nexible recently entered into a partnership with the British online platform for used cars, Cazoo. Together with ERGO Mobility Solutions, nexible was able to develop its own application process within a very short time. The team has also scaled its motor online application route for the Austrian market. This is a huge advantage of InsurTechs – once the online processes have been established, the models can easily be scaled.
Another advantage of online insurers is that they include numerous data points. More parameters are measured via online routes and incorporated into customer processes, for example. That sounds like transparent customers. InsurTechs can use the data points for the customer’s benefit, however, for example in order to better be able to calculate risks.
I’m proud of what nexible has achieved. I still remember the launch very well. nexible went live in autumn 2017, right at the start of the season when people change their motor insurance. A digital insurer under the ERGO umbrella, tasked with challenging ERGO’s own traditional business model.
Launched as a young rebel, a Ford Mustang with screeching tyres, nexible has now grown up. In 2017, the targeted customers were primarily digital natives, the so-called “first movers”. Today, InsurTech users are all those who appreciate the benefits of online shops – in other words almost everyone.
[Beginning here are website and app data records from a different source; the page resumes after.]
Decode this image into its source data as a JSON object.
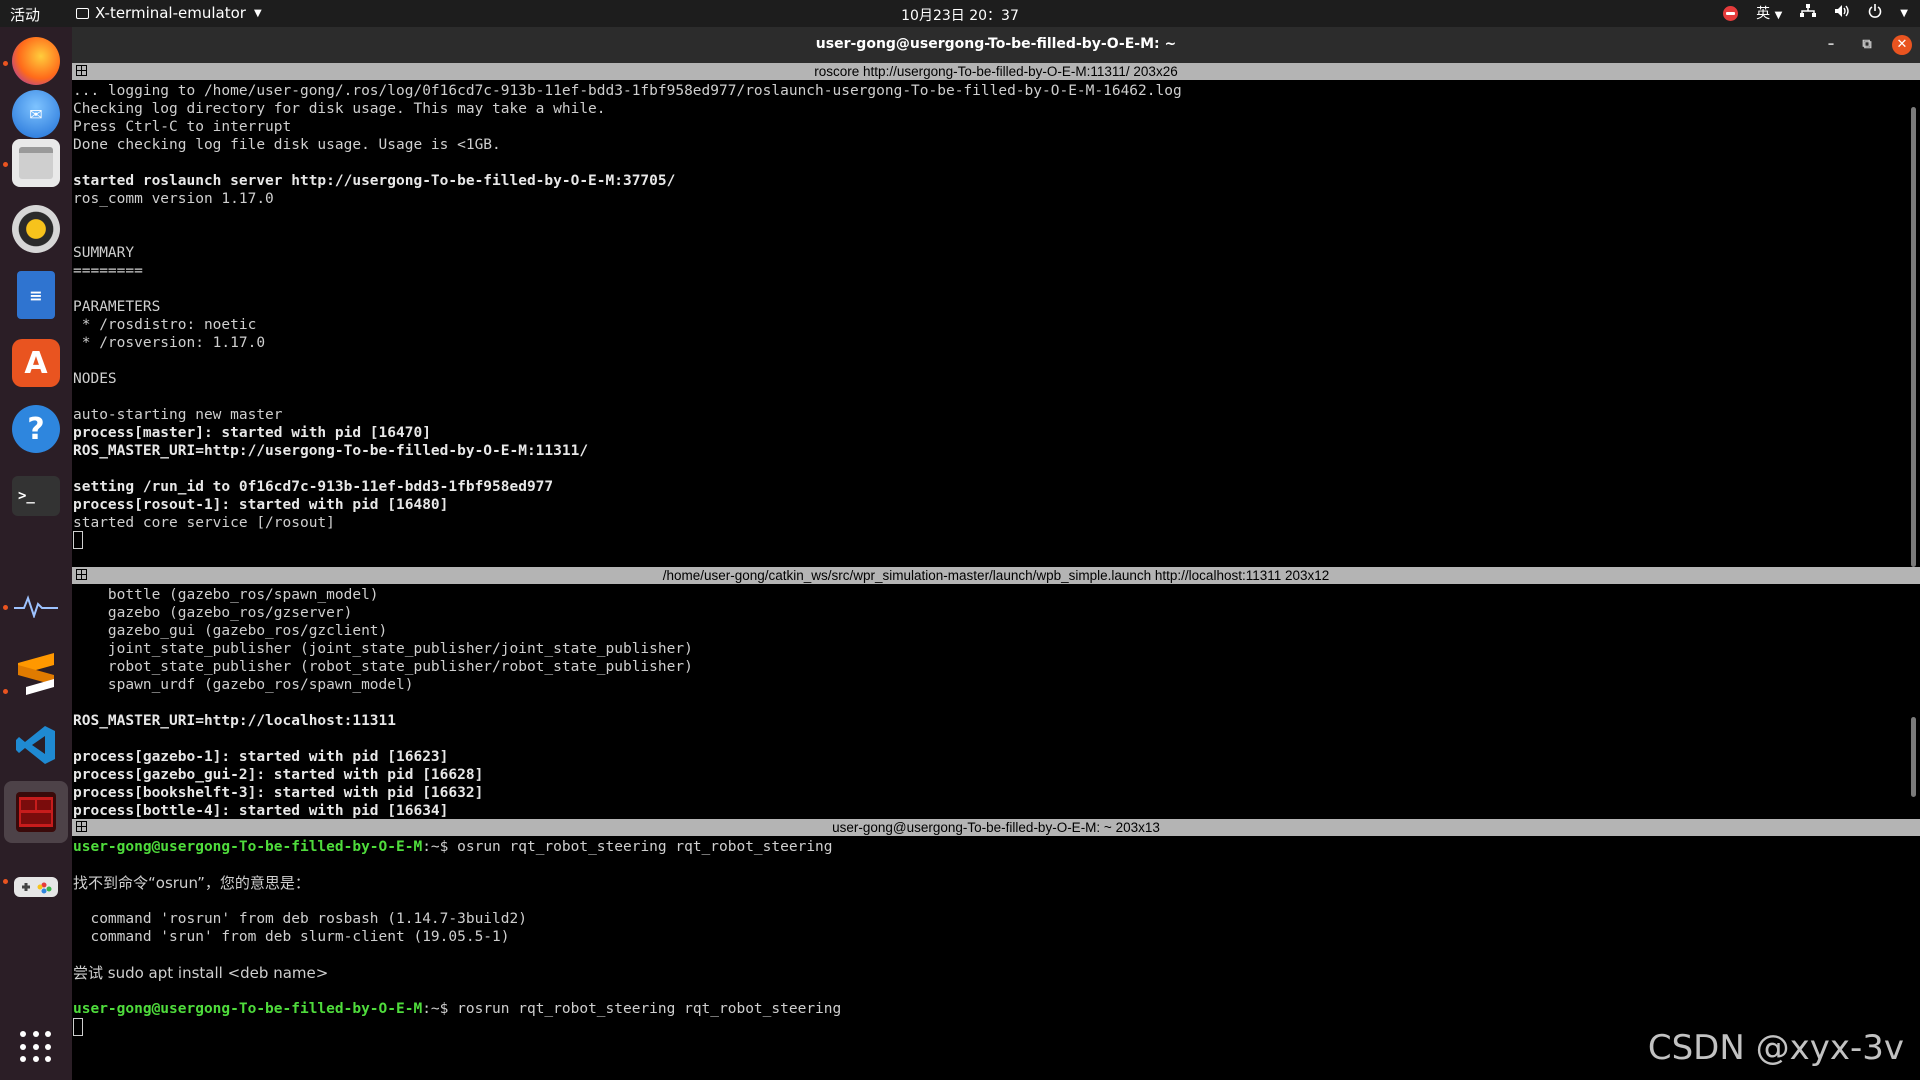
{
  "topbar": {
    "activities": "活动",
    "app_name": "X-terminal-emulator",
    "clock": "10月23日 20：37",
    "input_method": "英"
  },
  "window": {
    "title": "user-gong@usergong-To-be-filled-by-O-E-M: ~"
  },
  "panes": [
    {
      "title": "roscore http://usergong-To-be-filled-by-O-E-M:11311/ 203x26",
      "lines": [
        {
          "t": "... logging to /home/user-gong/.ros/log/0f16cd7c-913b-11ef-bdd3-1fbf958ed977/roslaunch-usergong-To-be-filled-by-O-E-M-16462.log",
          "s": ""
        },
        {
          "t": "Checking log directory for disk usage. This may take a while.",
          "s": ""
        },
        {
          "t": "Press Ctrl-C to interrupt",
          "s": ""
        },
        {
          "t": "Done checking log file disk usage. Usage is <1GB.",
          "s": ""
        },
        {
          "t": "",
          "s": ""
        },
        {
          "t": "started roslaunch server http://usergong-To-be-filled-by-O-E-M:37705/",
          "s": "b"
        },
        {
          "t": "ros_comm version 1.17.0",
          "s": ""
        },
        {
          "t": "",
          "s": ""
        },
        {
          "t": "",
          "s": ""
        },
        {
          "t": "SUMMARY",
          "s": ""
        },
        {
          "t": "========",
          "s": ""
        },
        {
          "t": "",
          "s": ""
        },
        {
          "t": "PARAMETERS",
          "s": ""
        },
        {
          "t": " * /rosdistro: noetic",
          "s": ""
        },
        {
          "t": " * /rosversion: 1.17.0",
          "s": ""
        },
        {
          "t": "",
          "s": ""
        },
        {
          "t": "NODES",
          "s": ""
        },
        {
          "t": "",
          "s": ""
        },
        {
          "t": "auto-starting new master",
          "s": ""
        },
        {
          "t": "process[master]: started with pid [16470]",
          "s": "b"
        },
        {
          "t": "ROS_MASTER_URI=http://usergong-To-be-filled-by-O-E-M:11311/",
          "s": "b"
        },
        {
          "t": "",
          "s": ""
        },
        {
          "t": "setting /run_id to 0f16cd7c-913b-11ef-bdd3-1fbf958ed977",
          "s": "b"
        },
        {
          "t": "process[rosout-1]: started with pid [16480]",
          "s": "b"
        },
        {
          "t": "started core service [/rosout]",
          "s": ""
        }
      ]
    },
    {
      "title": "/home/user-gong/catkin_ws/src/wpr_simulation-master/launch/wpb_simple.launch http://localhost:11311 203x12",
      "lines": [
        {
          "t": "    bottle (gazebo_ros/spawn_model)",
          "s": ""
        },
        {
          "t": "    gazebo (gazebo_ros/gzserver)",
          "s": ""
        },
        {
          "t": "    gazebo_gui (gazebo_ros/gzclient)",
          "s": ""
        },
        {
          "t": "    joint_state_publisher (joint_state_publisher/joint_state_publisher)",
          "s": ""
        },
        {
          "t": "    robot_state_publisher (robot_state_publisher/robot_state_publisher)",
          "s": ""
        },
        {
          "t": "    spawn_urdf (gazebo_ros/spawn_model)",
          "s": ""
        },
        {
          "t": "",
          "s": ""
        },
        {
          "t": "ROS_MASTER_URI=http://localhost:11311",
          "s": "b"
        },
        {
          "t": "",
          "s": ""
        },
        {
          "t": "process[gazebo-1]: started with pid [16623]",
          "s": "b"
        },
        {
          "t": "process[gazebo_gui-2]: started with pid [16628]",
          "s": "b"
        },
        {
          "t": "process[bookshelft-3]: started with pid [16632]",
          "s": "b"
        },
        {
          "t": "process[bottle-4]: started with pid [16634]",
          "s": "b"
        }
      ]
    },
    {
      "title": "user-gong@usergong-To-be-filled-by-O-E-M: ~ 203x13",
      "prompt": "user-gong@usergong-To-be-filled-by-O-E-M",
      "prompt_suffix": ":~$ ",
      "cmd1": "osrun rqt_robot_steering rqt_robot_steering",
      "lines": [
        "找不到命令“osrun”，您的意思是：",
        "",
        "  command 'rosrun' from deb rosbash (1.14.7-3build2)",
        "  command 'srun' from deb slurm-client (19.05.5-1)",
        "",
        "尝试 sudo apt install <deb name>",
        ""
      ],
      "cmd2": "rosrun rqt_robot_steering rqt_robot_steering"
    }
  ],
  "watermark": "CSDN @xyx-3v",
  "dock": {
    "items": [
      "firefox-icon",
      "thunderbird-icon",
      "files-icon",
      "rhythmbox-icon",
      "writer-icon",
      "software-icon",
      "help-icon",
      "terminal-icon",
      "system-monitor-icon",
      "sublime-icon",
      "vscode-icon",
      "terminator-icon",
      "game-icon",
      "show-apps-icon"
    ]
  }
}
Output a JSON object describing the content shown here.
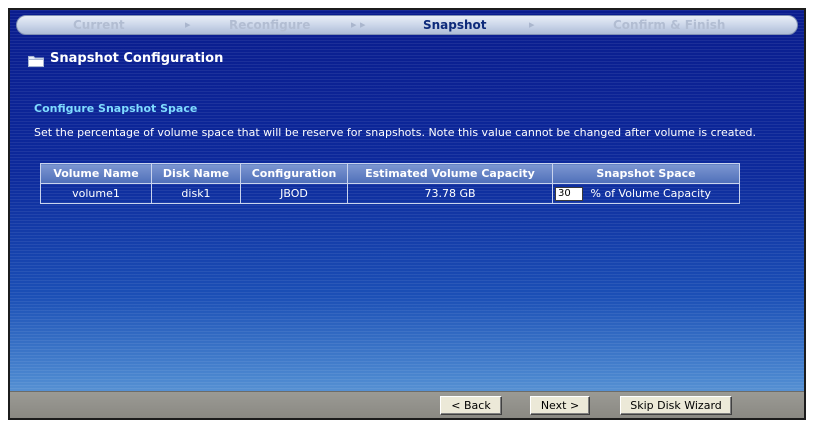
{
  "wizard": {
    "steps": [
      {
        "label": "Current",
        "active": false
      },
      {
        "label": "Reconfigure",
        "active": false
      },
      {
        "label": "Snapshot",
        "active": true
      },
      {
        "label": "Confirm & Finish",
        "active": false
      }
    ],
    "arrows": [
      "▸",
      "▸ ▸",
      "▸"
    ]
  },
  "page": {
    "title": "Snapshot Configuration",
    "title_icon": "folder-icon"
  },
  "section": {
    "heading": "Configure Snapshot Space",
    "description": "Set the percentage of volume space that will be reserve for snapshots. Note this value cannot be changed after volume is created."
  },
  "table": {
    "headers": [
      "Volume Name",
      "Disk Name",
      "Configuration",
      "Estimated Volume Capacity",
      "Snapshot Space"
    ],
    "rows": [
      {
        "volume_name": "volume1",
        "disk_name": "disk1",
        "configuration": "JBOD",
        "estimated_capacity": "73.78 GB",
        "snapshot_value": "30",
        "snapshot_suffix": "% of Volume Capacity"
      }
    ]
  },
  "buttons": {
    "back": "< Back",
    "next": "Next >",
    "skip": "Skip Disk Wizard"
  },
  "colors": {
    "background": "#0d2a9c",
    "heading_accent": "#7fdcff",
    "active_step": "#0d2a7a",
    "button_bar": "#8a8983"
  }
}
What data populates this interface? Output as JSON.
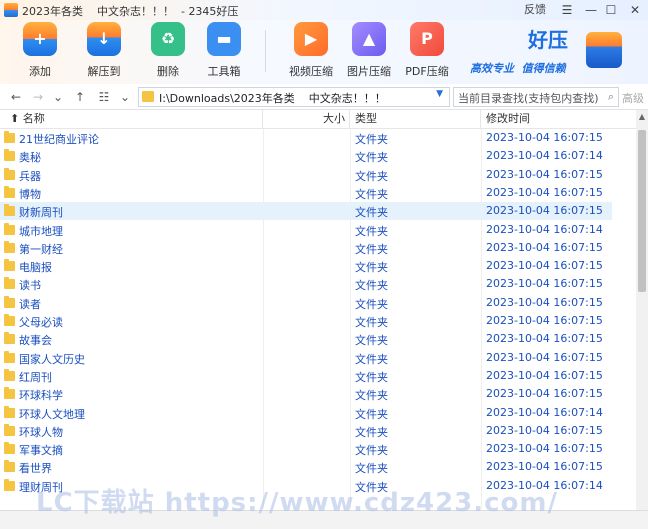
{
  "titlebar": {
    "title": "2023年各类    中文杂志！！！  - 2345好压",
    "feedback": "反馈",
    "menu_icon": "hamburger-icon",
    "minimize_icon": "minimize-icon",
    "maximize_icon": "maximize-icon",
    "close_icon": "close-icon"
  },
  "toolbar": {
    "add": "添加",
    "extract": "解压到",
    "delete": "删除",
    "toolbox": "工具箱",
    "video": "视频压缩",
    "image": "图片压缩",
    "pdf": "PDF压缩"
  },
  "brand": {
    "name": "好压",
    "slogan": "高效专业  值得信赖"
  },
  "address": {
    "path": "I:\\Downloads\\2023年各类    中文杂志！！！",
    "search_placeholder": "当前目录查找(支持包内查找)",
    "advanced": "高级"
  },
  "columns": {
    "name": "名称",
    "size": "大小",
    "type": "类型",
    "modified": "修改时间"
  },
  "rows": [
    {
      "name": "21世纪商业评论",
      "type": "文件夹",
      "modified": "2023-10-04 16:07:15"
    },
    {
      "name": "奥秘",
      "type": "文件夹",
      "modified": "2023-10-04 16:07:14"
    },
    {
      "name": "兵器",
      "type": "文件夹",
      "modified": "2023-10-04 16:07:15"
    },
    {
      "name": "博物",
      "type": "文件夹",
      "modified": "2023-10-04 16:07:15"
    },
    {
      "name": "财新周刊",
      "type": "文件夹",
      "modified": "2023-10-04 16:07:15"
    },
    {
      "name": "城市地理",
      "type": "文件夹",
      "modified": "2023-10-04 16:07:14"
    },
    {
      "name": "第一财经",
      "type": "文件夹",
      "modified": "2023-10-04 16:07:15"
    },
    {
      "name": "电脑报",
      "type": "文件夹",
      "modified": "2023-10-04 16:07:15"
    },
    {
      "name": "读书",
      "type": "文件夹",
      "modified": "2023-10-04 16:07:15"
    },
    {
      "name": "读者",
      "type": "文件夹",
      "modified": "2023-10-04 16:07:15"
    },
    {
      "name": "父母必读",
      "type": "文件夹",
      "modified": "2023-10-04 16:07:15"
    },
    {
      "name": "故事会",
      "type": "文件夹",
      "modified": "2023-10-04 16:07:15"
    },
    {
      "name": "国家人文历史",
      "type": "文件夹",
      "modified": "2023-10-04 16:07:15"
    },
    {
      "name": "红周刊",
      "type": "文件夹",
      "modified": "2023-10-04 16:07:15"
    },
    {
      "name": "环球科学",
      "type": "文件夹",
      "modified": "2023-10-04 16:07:15"
    },
    {
      "name": "环球人文地理",
      "type": "文件夹",
      "modified": "2023-10-04 16:07:14"
    },
    {
      "name": "环球人物",
      "type": "文件夹",
      "modified": "2023-10-04 16:07:15"
    },
    {
      "name": "军事文摘",
      "type": "文件夹",
      "modified": "2023-10-04 16:07:15"
    },
    {
      "name": "看世界",
      "type": "文件夹",
      "modified": "2023-10-04 16:07:15"
    },
    {
      "name": "理财周刊",
      "type": "文件夹",
      "modified": "2023-10-04 16:07:14"
    }
  ],
  "selected_row": 4,
  "watermark": "LC下载站 https://www.cdz423.com/"
}
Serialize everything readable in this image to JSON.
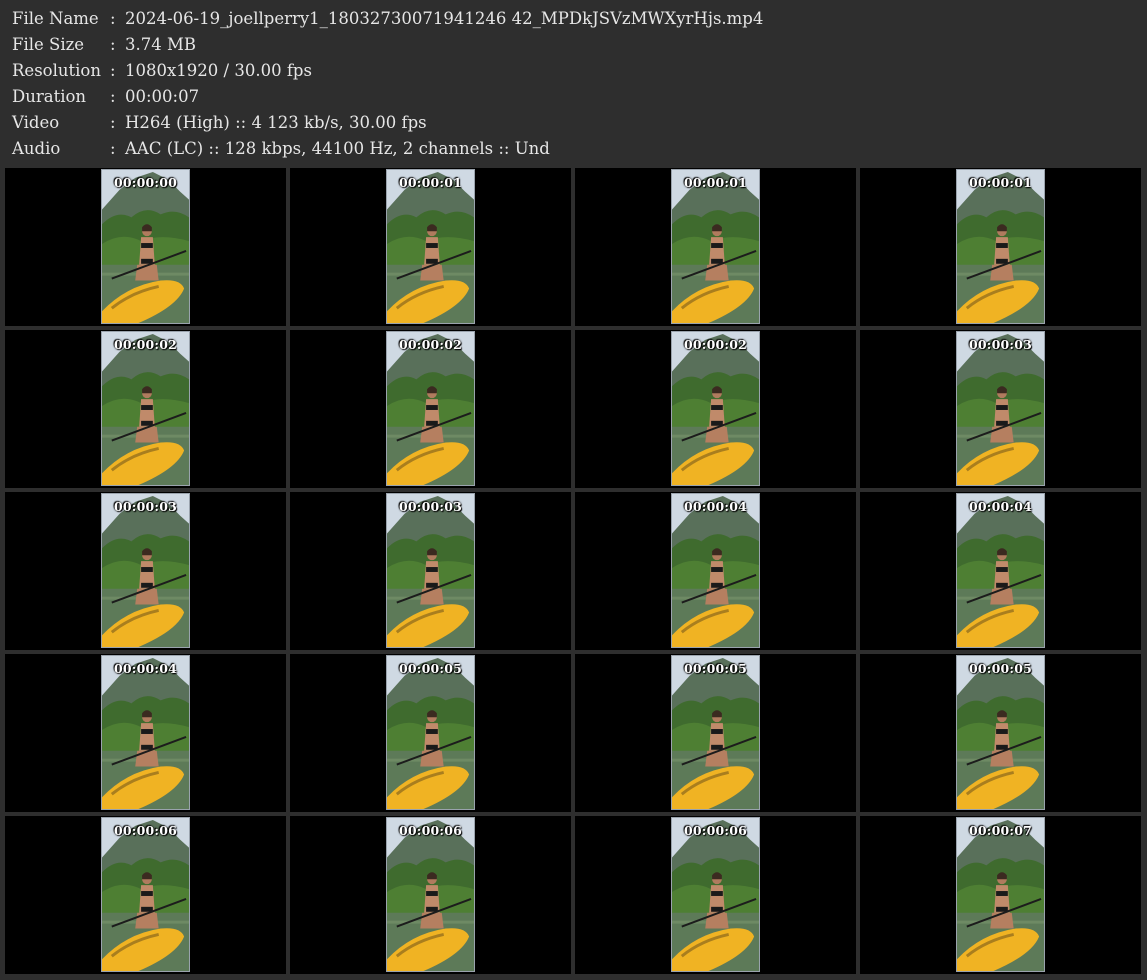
{
  "info": [
    {
      "label": "File Name",
      "sep": ":",
      "value": "2024-06-19_joellperry1_18032730071941246 42_MPDkJSVzMWXyrHjs.mp4"
    },
    {
      "label": "File Size",
      "sep": ":",
      "value": "3.74 MB"
    },
    {
      "label": "Resolution",
      "sep": ":",
      "value": "1080x1920 / 30.00 fps"
    },
    {
      "label": "Duration",
      "sep": ":",
      "value": "00:00:07"
    },
    {
      "label": "Video",
      "sep": ":",
      "value": "H264 (High) :: 4 123 kb/s, 30.00 fps"
    },
    {
      "label": "Audio",
      "sep": ":",
      "value": "AAC (LC) :: 128 kbps, 44100 Hz, 2 channels :: Und"
    }
  ],
  "timestamps": [
    "00:00:00",
    "00:00:01",
    "00:00:01",
    "00:00:01",
    "00:00:02",
    "00:00:02",
    "00:00:02",
    "00:00:03",
    "00:00:03",
    "00:00:03",
    "00:00:04",
    "00:00:04",
    "00:00:04",
    "00:00:05",
    "00:00:05",
    "00:00:05",
    "00:00:06",
    "00:00:06",
    "00:00:06",
    "00:00:07"
  ],
  "colors": {
    "background": "#2e2e2e",
    "cell": "#000000",
    "text": "#e6e6e6",
    "board": "#f0b323",
    "water": "#5d7a58"
  }
}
The ERGO subsidiary in Düsseldorf has become a company with 44 staff and a business model that allows customers to arrange, manage or cancel their individual insurance cover entirely online.
In an extremely challenging competitive environment – with Wefox, Clark and Neodigital, Germany is now home to several unicorns or “almost unicorns” – nexible continues to want to be one of the trailblazers in the automation of the insurance sector. And if things continue to go as they did in 2021, our chances are very good!
Text: Mark Klein, CDO ERGO Group